WORK ORDER: What is needed is a word-for-word copy of the records below.

SUPPLIED MATERIAL:

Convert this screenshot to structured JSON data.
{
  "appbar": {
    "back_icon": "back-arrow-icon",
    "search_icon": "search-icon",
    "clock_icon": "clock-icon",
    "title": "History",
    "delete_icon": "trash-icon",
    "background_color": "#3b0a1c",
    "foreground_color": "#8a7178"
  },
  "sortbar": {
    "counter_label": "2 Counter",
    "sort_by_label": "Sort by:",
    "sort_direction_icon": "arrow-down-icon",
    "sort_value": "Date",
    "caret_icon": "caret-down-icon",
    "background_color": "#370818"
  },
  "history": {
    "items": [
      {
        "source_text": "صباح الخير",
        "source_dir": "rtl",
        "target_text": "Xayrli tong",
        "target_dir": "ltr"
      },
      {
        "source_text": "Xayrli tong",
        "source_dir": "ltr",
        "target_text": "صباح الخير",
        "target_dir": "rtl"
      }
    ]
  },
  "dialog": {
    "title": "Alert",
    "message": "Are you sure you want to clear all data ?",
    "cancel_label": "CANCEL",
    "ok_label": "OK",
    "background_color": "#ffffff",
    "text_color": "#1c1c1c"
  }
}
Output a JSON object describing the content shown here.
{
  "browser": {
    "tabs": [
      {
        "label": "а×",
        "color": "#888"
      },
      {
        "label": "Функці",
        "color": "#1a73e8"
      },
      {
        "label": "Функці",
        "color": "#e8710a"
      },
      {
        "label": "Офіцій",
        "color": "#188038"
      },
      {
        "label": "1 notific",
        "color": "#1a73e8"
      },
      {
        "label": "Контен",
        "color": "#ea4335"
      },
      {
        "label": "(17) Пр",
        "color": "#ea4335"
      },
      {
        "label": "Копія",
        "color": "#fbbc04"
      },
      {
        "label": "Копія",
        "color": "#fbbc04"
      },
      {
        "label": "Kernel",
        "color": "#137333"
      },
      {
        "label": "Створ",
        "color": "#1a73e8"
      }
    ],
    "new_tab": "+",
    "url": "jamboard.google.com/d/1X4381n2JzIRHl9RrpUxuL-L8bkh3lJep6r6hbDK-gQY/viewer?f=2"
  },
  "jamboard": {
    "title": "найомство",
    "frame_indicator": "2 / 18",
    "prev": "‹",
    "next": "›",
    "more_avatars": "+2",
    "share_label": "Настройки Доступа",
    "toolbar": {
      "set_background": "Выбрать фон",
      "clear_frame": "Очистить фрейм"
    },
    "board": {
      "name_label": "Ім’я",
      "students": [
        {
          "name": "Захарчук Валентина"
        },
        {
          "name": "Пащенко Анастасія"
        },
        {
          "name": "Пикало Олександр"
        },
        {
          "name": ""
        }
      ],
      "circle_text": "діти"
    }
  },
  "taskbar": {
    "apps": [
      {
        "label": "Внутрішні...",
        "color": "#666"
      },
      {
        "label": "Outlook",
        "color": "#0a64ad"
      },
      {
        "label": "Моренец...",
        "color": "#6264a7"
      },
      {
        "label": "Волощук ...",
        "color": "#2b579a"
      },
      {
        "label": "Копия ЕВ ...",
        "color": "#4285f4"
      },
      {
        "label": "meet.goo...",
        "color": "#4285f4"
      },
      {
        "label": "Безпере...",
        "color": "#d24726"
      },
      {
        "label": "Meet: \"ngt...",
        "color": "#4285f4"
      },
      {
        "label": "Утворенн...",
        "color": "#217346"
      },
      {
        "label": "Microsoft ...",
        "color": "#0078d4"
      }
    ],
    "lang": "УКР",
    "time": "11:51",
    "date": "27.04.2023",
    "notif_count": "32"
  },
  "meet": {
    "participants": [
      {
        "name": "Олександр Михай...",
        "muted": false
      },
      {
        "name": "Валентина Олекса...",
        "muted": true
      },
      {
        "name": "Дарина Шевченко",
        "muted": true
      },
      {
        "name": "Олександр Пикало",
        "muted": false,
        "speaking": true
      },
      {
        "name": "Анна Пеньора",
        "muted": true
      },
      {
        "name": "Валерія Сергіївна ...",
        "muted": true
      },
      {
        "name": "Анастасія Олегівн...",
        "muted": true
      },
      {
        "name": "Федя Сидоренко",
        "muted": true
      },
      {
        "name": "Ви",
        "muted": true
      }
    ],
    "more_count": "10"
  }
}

EXERCISE RESULT:
Convert this screenshot to structured JSON data.
{
  "appbar": {
    "back_icon": "back-arrow-icon",
    "search_icon": "search-icon",
    "clock_icon": "clock-icon",
    "title": "History",
    "delete_icon": "trash-icon",
    "background_color": "#3b0a1c",
    "foreground_color": "#8a7178"
  },
  "sortbar": {
    "counter_label": "2 Counter",
    "sort_by_label": "Sort by:",
    "sort_direction_icon": "arrow-down-icon",
    "sort_value": "Date",
    "caret_icon": "caret-down-icon",
    "background_color": "#370818"
  },
  "history": {
    "items": [
      {
        "source_text": "صباح الخير",
        "source_dir": "rtl",
        "target_text": "Xayrli tong",
        "target_dir": "ltr"
      },
      {
        "source_text": "Xayrli tong",
        "source_dir": "ltr",
        "target_text": "صباح الخير",
        "target_dir": "rtl"
      }
    ]
  },
  "dialog": {
    "title": "Alert",
    "message": "Are you sure you want to clear all data ?",
    "cancel_label": "CANCEL",
    "ok_label": "OK",
    "background_color": "#ffffff",
    "text_color": "#1c1c1c"
  }
}
Output a JSON object describing the content shown here.
{
  "browser": {
    "tabs": [
      {
        "label": "а×",
        "color": "#888"
      },
      {
        "label": "Функці",
        "color": "#1a73e8"
      },
      {
        "label": "Функці",
        "color": "#e8710a"
      },
      {
        "label": "Офіцій",
        "color": "#188038"
      },
      {
        "label": "1 notific",
        "color": "#1a73e8"
      },
      {
        "label": "Контен",
        "color": "#ea4335"
      },
      {
        "label": "(17) Пр",
        "color": "#ea4335"
      },
      {
        "label": "Копія",
        "color": "#fbbc04"
      },
      {
        "label": "Копія",
        "color": "#fbbc04"
      },
      {
        "label": "Kernel",
        "color": "#137333"
      },
      {
        "label": "Створ",
        "color": "#1a73e8"
      }
    ],
    "new_tab": "+",
    "url": "jamboard.google.com/d/1X4381n2JzIRHl9RrpUxuL-L8bkh3lJep6r6hbDK-gQY/viewer?f=2"
  },
  "jamboard": {
    "title": "найомство",
    "frame_indicator": "2 / 18",
    "prev": "‹",
    "next": "›",
    "more_avatars": "+2",
    "share_label": "Настройки Доступа",
    "toolbar": {
      "set_background": "Выбрать фон",
      "clear_frame": "Очистить фрейм"
    },
    "board": {
      "name_label": "Ім’я",
      "students": [
        {
          "name": "Захарчук Валентина"
        },
        {
          "name": "Пащенко Анастасія"
        },
        {
          "name": "Пикало Олександр"
        },
        {
          "name": ""
        }
      ],
      "circle_text": "діти"
    }
  },
  "taskbar": {
    "apps": [
      {
        "label": "Внутрішні...",
        "color": "#666"
      },
      {
        "label": "Outlook",
        "color": "#0a64ad"
      },
      {
        "label": "Моренец...",
        "color": "#6264a7"
      },
      {
        "label": "Волощук ...",
        "color": "#2b579a"
      },
      {
        "label": "Копия ЕВ ...",
        "color": "#4285f4"
      },
      {
        "label": "meet.goo...",
        "color": "#4285f4"
      },
      {
        "label": "Безпере...",
        "color": "#d24726"
      },
      {
        "label": "Meet: \"ngt...",
        "color": "#4285f4"
      },
      {
        "label": "Утворенн...",
        "color": "#217346"
      },
      {
        "label": "Microsoft ...",
        "color": "#0078d4"
      }
    ],
    "lang": "УКР",
    "time": "11:51",
    "date": "27.04.2023",
    "notif_count": "32"
  },
  "meet": {
    "participants": [
      {
        "name": "Олександр Михай...",
        "muted": false
      },
      {
        "name": "Валентина Олекса...",
        "muted": true
      },
      {
        "name": "Дарина Шевченко",
        "muted": true
      },
      {
        "name": "Олександр Пикало",
        "muted": false,
        "speaking": true
      },
      {
        "name": "Анна Пеньора",
        "muted": true
      },
      {
        "name": "Валерія Сергіївна ...",
        "muted": true
      },
      {
        "name": "Анастасія Олегівн...",
        "muted": true
      },
      {
        "name": "Федя Сидоренко",
        "muted": true
      },
      {
        "name": "Ви",
        "muted": true
      }
    ],
    "more_count": "10"
  }
}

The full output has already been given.